* _Exercise description_: Would you restate the entries below word for word, leaving out the images?

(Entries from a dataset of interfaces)
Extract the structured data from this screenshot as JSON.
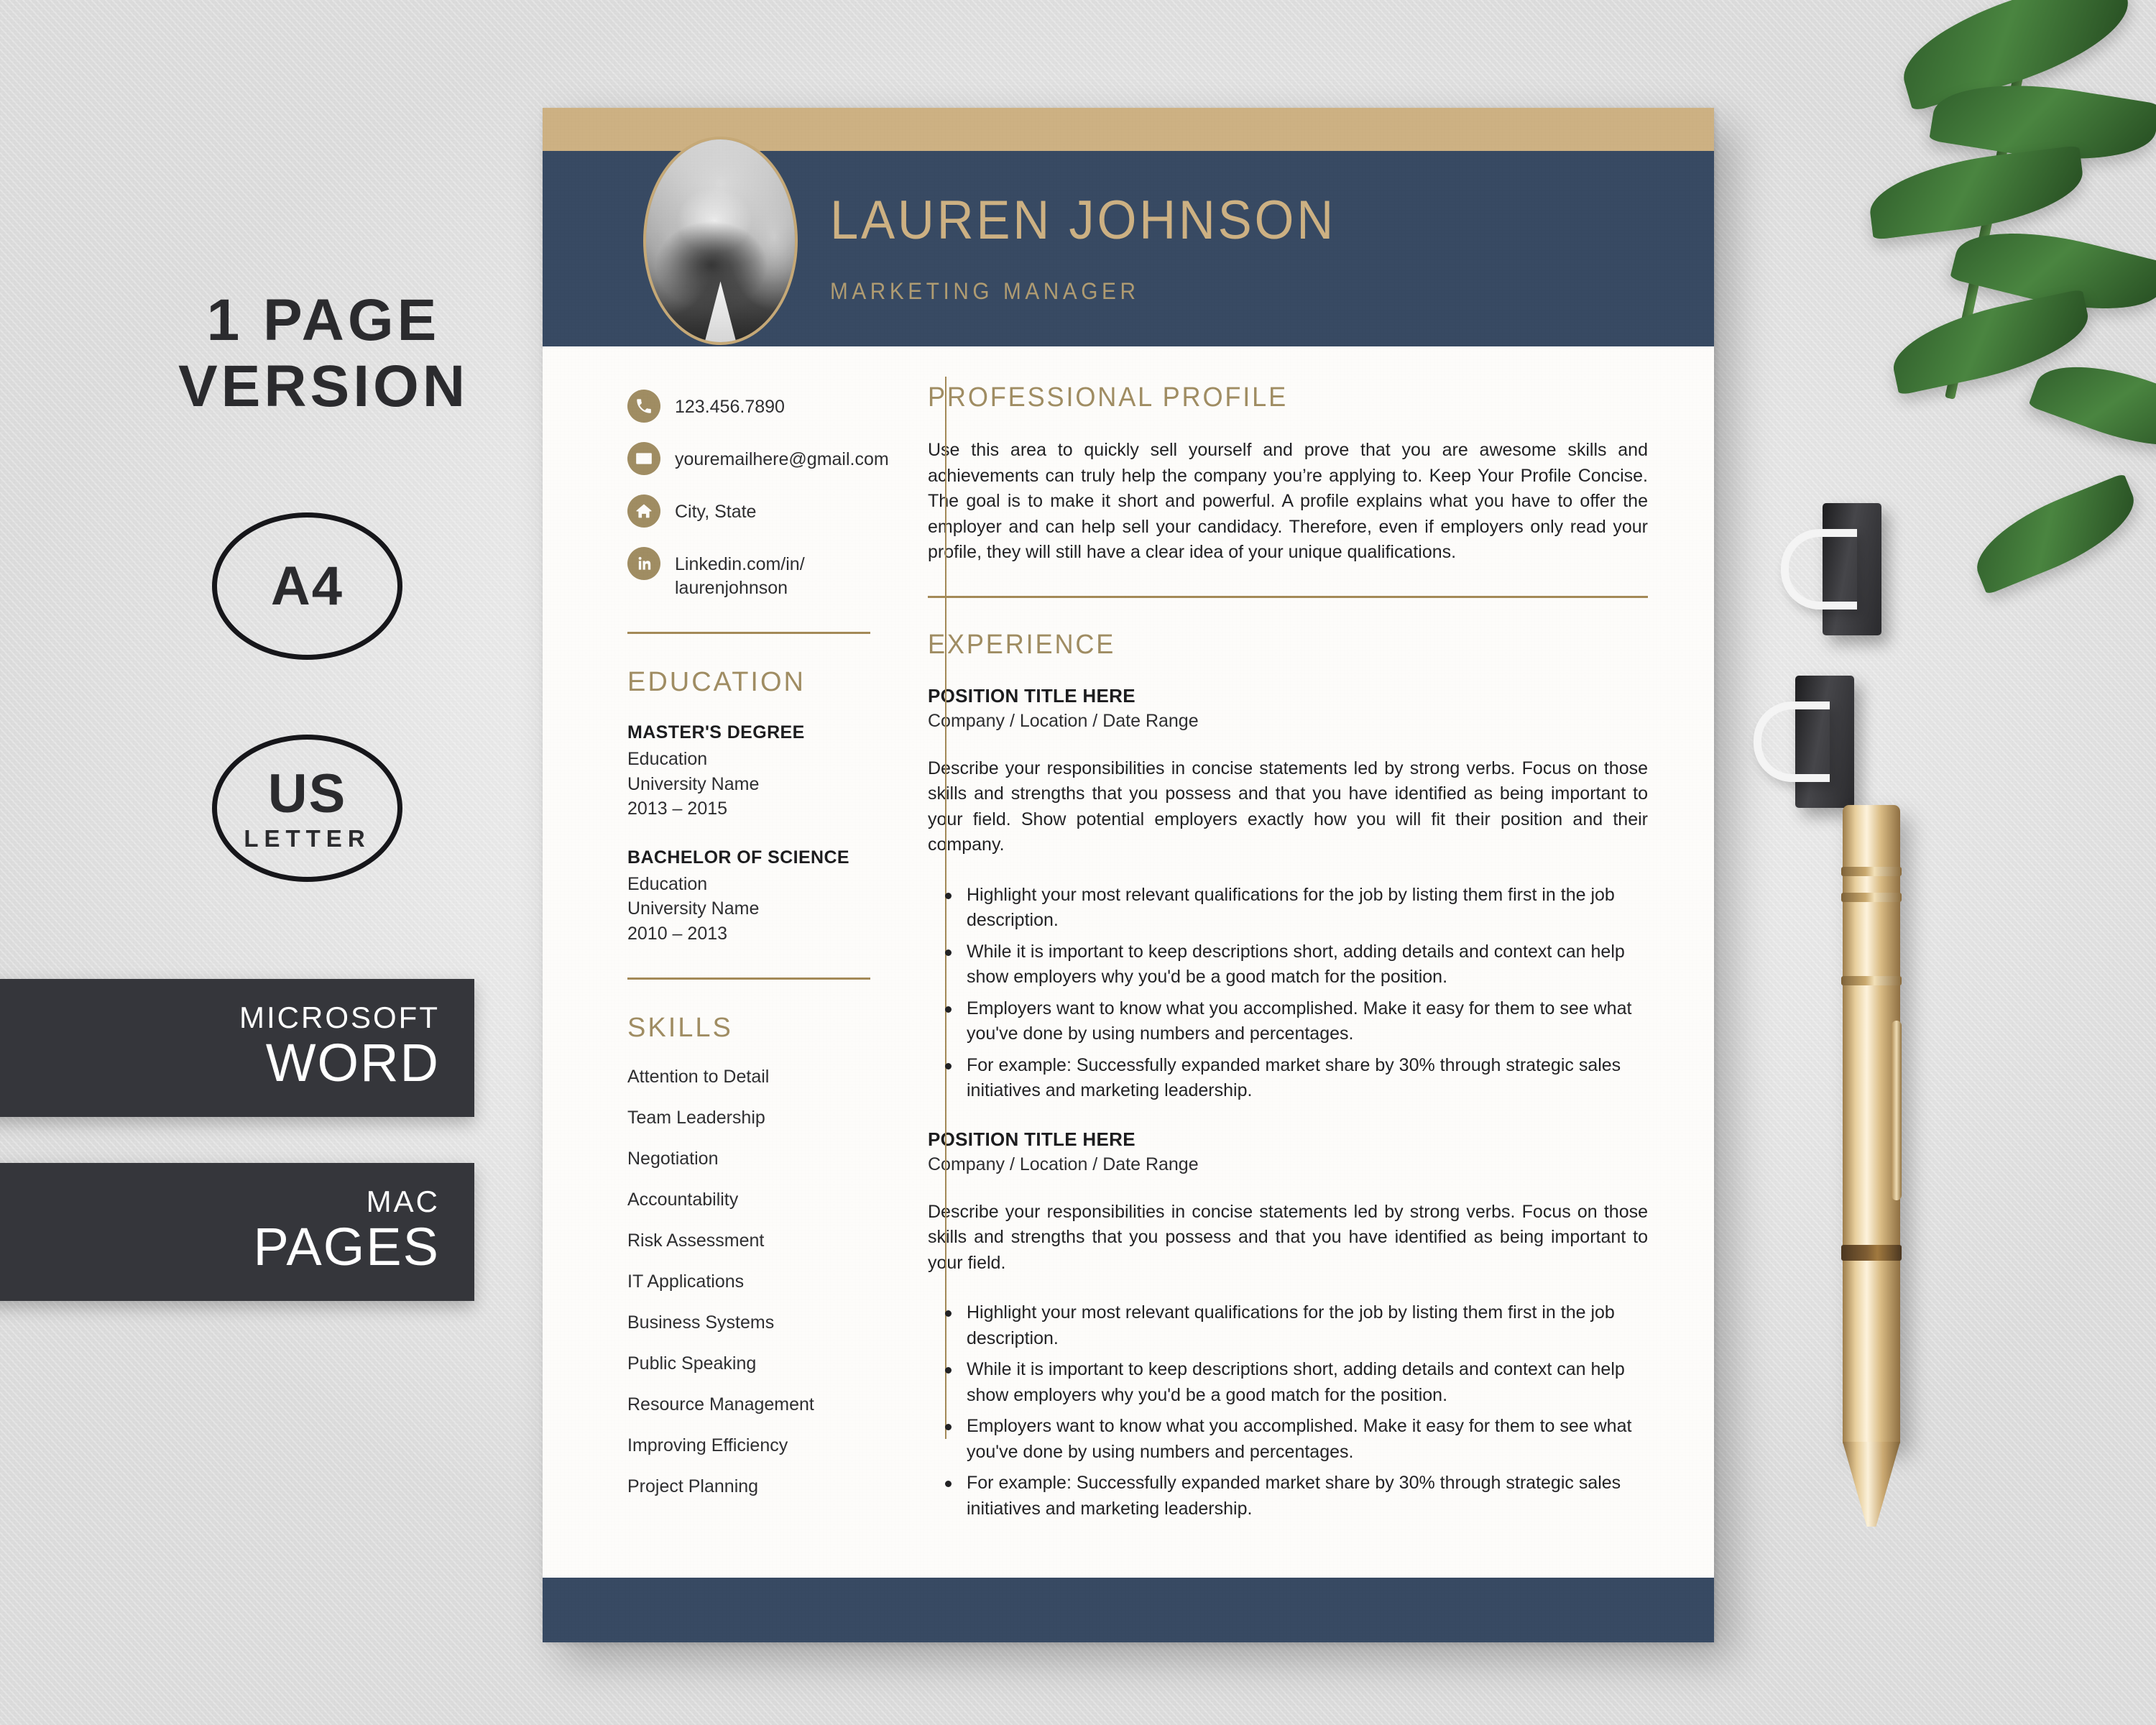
{
  "promo": {
    "title_line1": "1 PAGE",
    "title_line2": "VERSION",
    "badges": [
      {
        "main": "A4",
        "sub": ""
      },
      {
        "main": "US",
        "sub": "LETTER"
      }
    ],
    "format_boxes": [
      {
        "small": "MICROSOFT",
        "big": "WORD"
      },
      {
        "small": "MAC",
        "big": "PAGES"
      }
    ]
  },
  "resume": {
    "name": "LAUREN JOHNSON",
    "role": "MARKETING MANAGER",
    "contacts": [
      {
        "icon": "phone-icon",
        "text": "123.456.7890"
      },
      {
        "icon": "envelope-icon",
        "text": "youremailhere@gmail.com"
      },
      {
        "icon": "home-icon",
        "text": "City, State"
      },
      {
        "icon": "linkedin-icon",
        "text": "Linkedin.com/in/ laurenjohnson"
      }
    ],
    "profile": {
      "heading": "PROFESSIONAL PROFILE",
      "text": "Use this area to quickly sell yourself and prove that you are awesome skills and achievements can truly help the company you’re applying to. Keep Your Profile Concise. The goal is to make it short and powerful. A profile explains what you have to offer the employer and can help sell your candidacy. Therefore, even if employers only read your profile, they will still have a clear idea of your unique qualifications."
    },
    "education": {
      "heading": "EDUCATION",
      "items": [
        {
          "degree": "MASTER'S DEGREE",
          "field": "Education",
          "school": "University Name",
          "dates": "2013 – 2015"
        },
        {
          "degree": "BACHELOR OF SCIENCE",
          "field": "Education",
          "school": "University Name",
          "dates": "2010 – 2013"
        }
      ]
    },
    "skills": {
      "heading": "SKILLS",
      "items": [
        "Attention to Detail",
        "Team Leadership",
        "Negotiation",
        "Accountability",
        "Risk Assessment",
        "IT Applications",
        "Business Systems",
        "Public Speaking",
        "Resource Management",
        "Improving Efficiency",
        "Project Planning"
      ]
    },
    "experience": {
      "heading": "EXPERIENCE",
      "jobs": [
        {
          "title": "POSITION TITLE HERE",
          "meta": "Company / Location / Date Range",
          "description": "Describe your responsibilities in concise statements led by strong verbs. Focus on those skills and strengths that you possess and that you have identified as being important to your field. Show potential employers exactly how you will fit their position and their company.",
          "bullets": [
            "Highlight your most relevant qualifications for the job by listing them first in the job description.",
            "While it is important to keep descriptions short, adding details and context can help show employers why you'd be a good match for the position.",
            "Employers want to know what you accomplished. Make it easy for them to see what you've done by using numbers and percentages.",
            "For example: Successfully expanded market share by 30% through strategic sales initiatives and marketing leadership."
          ]
        },
        {
          "title": "POSITION TITLE HERE",
          "meta": "Company / Location / Date Range",
          "description": "Describe your responsibilities in concise statements led by strong verbs. Focus on those skills and strengths that you possess and that you have identified as being important to your field.",
          "bullets": [
            "Highlight your most relevant qualifications for the job by listing them first in the job description.",
            "While it is important to keep descriptions short, adding details and context can help show employers why you'd be a good match for the position.",
            "Employers want to know what you accomplished. Make it easy for them to see what you've done by using numbers and percentages.",
            "For example: Successfully expanded market share by 30% through strategic sales initiatives and marketing leadership."
          ]
        }
      ]
    }
  },
  "colors": {
    "gold": "#cdb183",
    "gold_dark": "#a08d63",
    "navy": "#384a63",
    "dark_box": "#35363b",
    "paper": "#fdfcfa",
    "rule": "#a48a58"
  }
}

* _Result of the task_:
Extract the structured data from this screenshot as JSON.
{
  "promo": {
    "title_line1": "1 PAGE",
    "title_line2": "VERSION",
    "badges": [
      {
        "main": "A4",
        "sub": ""
      },
      {
        "main": "US",
        "sub": "LETTER"
      }
    ],
    "format_boxes": [
      {
        "small": "MICROSOFT",
        "big": "WORD"
      },
      {
        "small": "MAC",
        "big": "PAGES"
      }
    ]
  },
  "resume": {
    "name": "LAUREN JOHNSON",
    "role": "MARKETING MANAGER",
    "contacts": [
      {
        "icon": "phone-icon",
        "text": "123.456.7890"
      },
      {
        "icon": "envelope-icon",
        "text": "youremailhere@gmail.com"
      },
      {
        "icon": "home-icon",
        "text": "City, State"
      },
      {
        "icon": "linkedin-icon",
        "text": "Linkedin.com/in/ laurenjohnson"
      }
    ],
    "profile": {
      "heading": "PROFESSIONAL PROFILE",
      "text": "Use this area to quickly sell yourself and prove that you are awesome skills and achievements can truly help the company you’re applying to. Keep Your Profile Concise. The goal is to make it short and powerful. A profile explains what you have to offer the employer and can help sell your candidacy. Therefore, even if employers only read your profile, they will still have a clear idea of your unique qualifications."
    },
    "education": {
      "heading": "EDUCATION",
      "items": [
        {
          "degree": "MASTER'S DEGREE",
          "field": "Education",
          "school": "University Name",
          "dates": "2013 – 2015"
        },
        {
          "degree": "BACHELOR OF SCIENCE",
          "field": "Education",
          "school": "University Name",
          "dates": "2010 – 2013"
        }
      ]
    },
    "skills": {
      "heading": "SKILLS",
      "items": [
        "Attention to Detail",
        "Team Leadership",
        "Negotiation",
        "Accountability",
        "Risk Assessment",
        "IT Applications",
        "Business Systems",
        "Public Speaking",
        "Resource Management",
        "Improving Efficiency",
        "Project Planning"
      ]
    },
    "experience": {
      "heading": "EXPERIENCE",
      "jobs": [
        {
          "title": "POSITION TITLE HERE",
          "meta": "Company / Location / Date Range",
          "description": "Describe your responsibilities in concise statements led by strong verbs. Focus on those skills and strengths that you possess and that you have identified as being important to your field. Show potential employers exactly how you will fit their position and their company.",
          "bullets": [
            "Highlight your most relevant qualifications for the job by listing them first in the job description.",
            "While it is important to keep descriptions short, adding details and context can help show employers why you'd be a good match for the position.",
            "Employers want to know what you accomplished. Make it easy for them to see what you've done by using numbers and percentages.",
            "For example: Successfully expanded market share by 30% through strategic sales initiatives and marketing leadership."
          ]
        },
        {
          "title": "POSITION TITLE HERE",
          "meta": "Company / Location / Date Range",
          "description": "Describe your responsibilities in concise statements led by strong verbs. Focus on those skills and strengths that you possess and that you have identified as being important to your field.",
          "bullets": [
            "Highlight your most relevant qualifications for the job by listing them first in the job description.",
            "While it is important to keep descriptions short, adding details and context can help show employers why you'd be a good match for the position.",
            "Employers want to know what you accomplished. Make it easy for them to see what you've done by using numbers and percentages.",
            "For example: Successfully expanded market share by 30% through strategic sales initiatives and marketing leadership."
          ]
        }
      ]
    }
  },
  "colors": {
    "gold": "#cdb183",
    "gold_dark": "#a08d63",
    "navy": "#384a63",
    "dark_box": "#35363b",
    "paper": "#fdfcfa",
    "rule": "#a48a58"
  }
}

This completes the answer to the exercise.